Please give every entry again, exactly as it reads.

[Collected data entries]
—————

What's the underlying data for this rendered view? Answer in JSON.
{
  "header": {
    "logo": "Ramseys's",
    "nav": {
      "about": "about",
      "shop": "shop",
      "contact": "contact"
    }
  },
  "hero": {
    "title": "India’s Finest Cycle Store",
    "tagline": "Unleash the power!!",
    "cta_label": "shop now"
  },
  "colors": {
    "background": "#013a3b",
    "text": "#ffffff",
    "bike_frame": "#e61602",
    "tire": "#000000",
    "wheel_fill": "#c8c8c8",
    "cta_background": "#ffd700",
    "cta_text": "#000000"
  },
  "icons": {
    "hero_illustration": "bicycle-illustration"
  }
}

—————

:: Result for this task ::
What's the underlying data for this rendered view? Answer in JSON.
{
  "header": {
    "logo": "Ramseys's",
    "nav": {
      "about": "about",
      "shop": "shop",
      "contact": "contact"
    }
  },
  "hero": {
    "title": "India’s Finest Cycle Store",
    "tagline": "Unleash the power!!",
    "cta_label": "shop now"
  },
  "colors": {
    "background": "#013a3b",
    "text": "#ffffff",
    "bike_frame": "#e61602",
    "tire": "#000000",
    "wheel_fill": "#c8c8c8",
    "cta_background": "#ffd700",
    "cta_text": "#000000"
  },
  "icons": {
    "hero_illustration": "bicycle-illustration"
  }
}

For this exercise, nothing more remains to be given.